1. No holiday snaps as your profile picture! That should be your headshot. Show that you are a professional and make it easy for casters to match you to your spotlight page.

2. No confusing twitter blurbs (the bit of writing that explains who you are). Do show your personality but don’t forget to tell us your an actor first and foremost!

3. No random twitter names. Who will find you if your username is @dg4321 or @doglover …? Well maybe dog lovers! But if you are going on twitter as an actor or actress use your full name and maybe use the word actor as well for good measure. eg. @samanthabaines  or @jamesgroomactor 

4. No spamming industry people. Sending a tweet to all the casting directors, producers, agents and directors you can find on twitter and saying “Hey I am an actress please look at my spotlight page/website: http://www.actor.com&#8221; won’t glean the best results. Ask yourself the question, would that message make me click on the link? Start up conversations in more interesting ways by replying to something they have tweeted or talking about a common hobby/favourite film – people will always appreciate being talked to like a human being!
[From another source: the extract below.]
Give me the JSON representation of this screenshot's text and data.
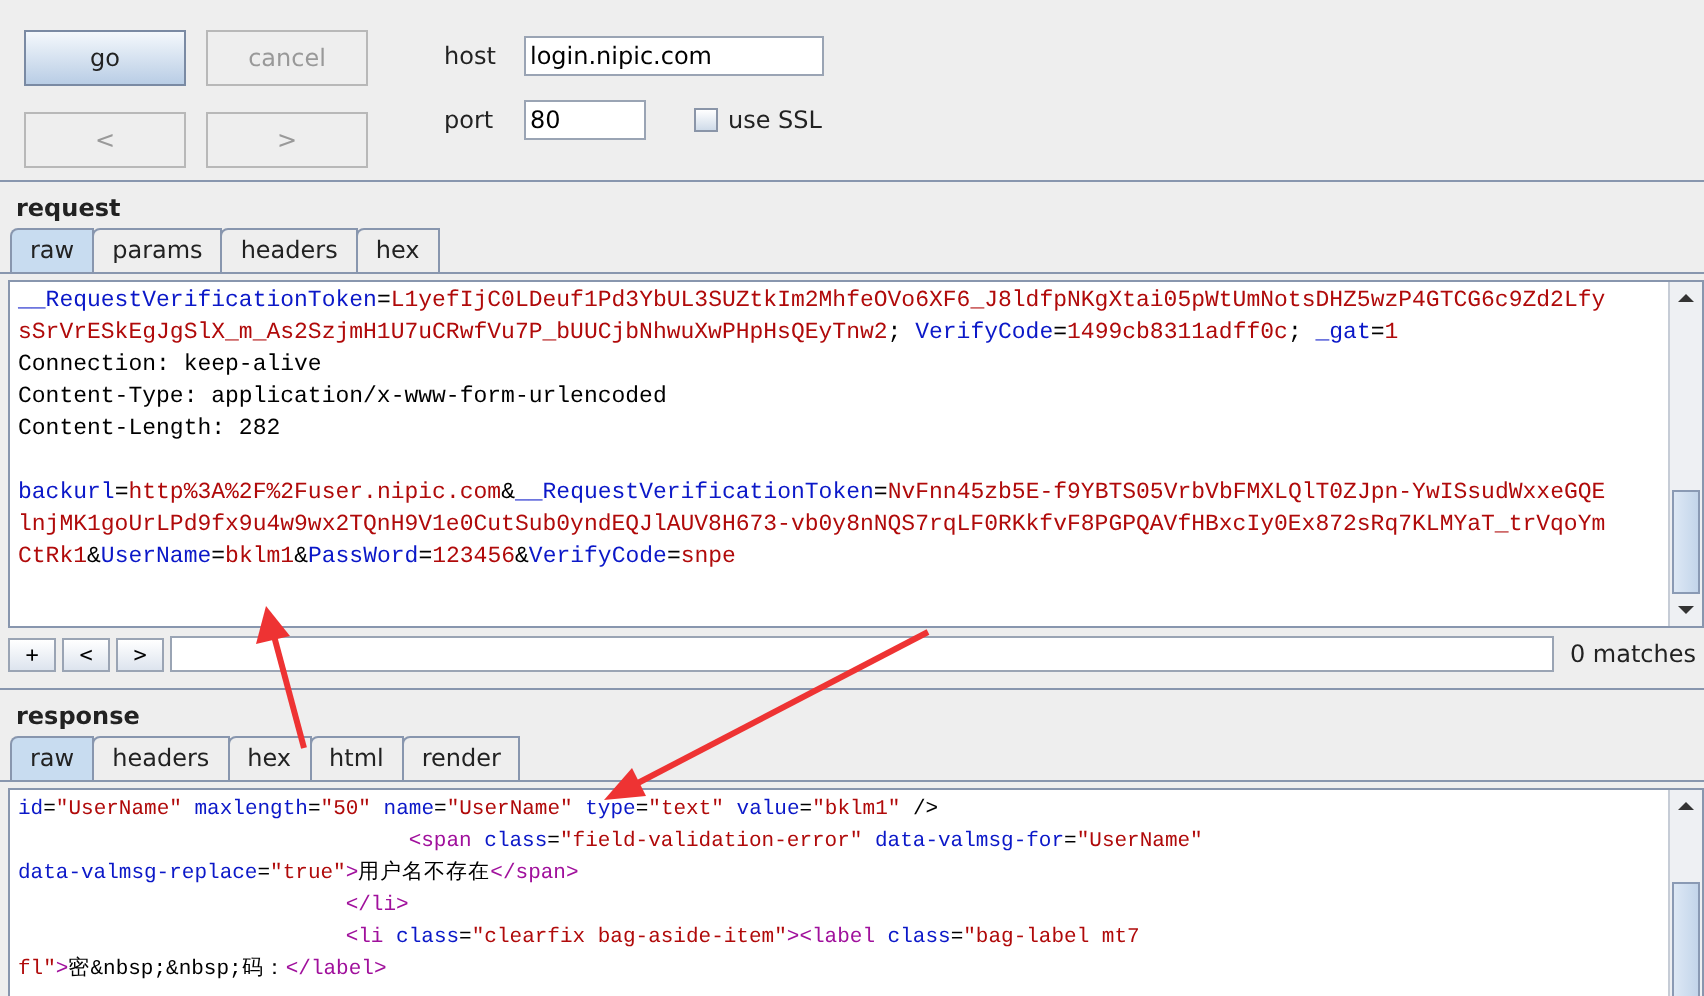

Only tweet the link to a showreel/website in reply to a casting request.

5. No tweeting your lunch (unless its relevant) I say to all my clients don’t tweet “I just had a cheese sandwich” unless you are tweeting “I just had a cheese sandwich on set for my latest film [insert film name]”. Make your tweets relevant and interesting for your followers and you will find more people want to follow you!

So good luck and get out there and promote yourselves! Tweet me if you liked this post and let me know if you have any requests for future blogs 🙂

Penguin in the Room @prartsmarketing is one penguin with an arts marketing dream: penguin stepping my way into the arts industry and helping creatives flourish! Specialising in on-line marketing, social media, branding, copy writing, media coaching and web design for actors, artists, casting directors, agents, production companies, theatre companies and creative individuals.

Contact me any time for penguin chats via email: info@penguinintheroom.com or Facebook.com/penguinintheroom or waddle over to my website:www.penguinintheroom.com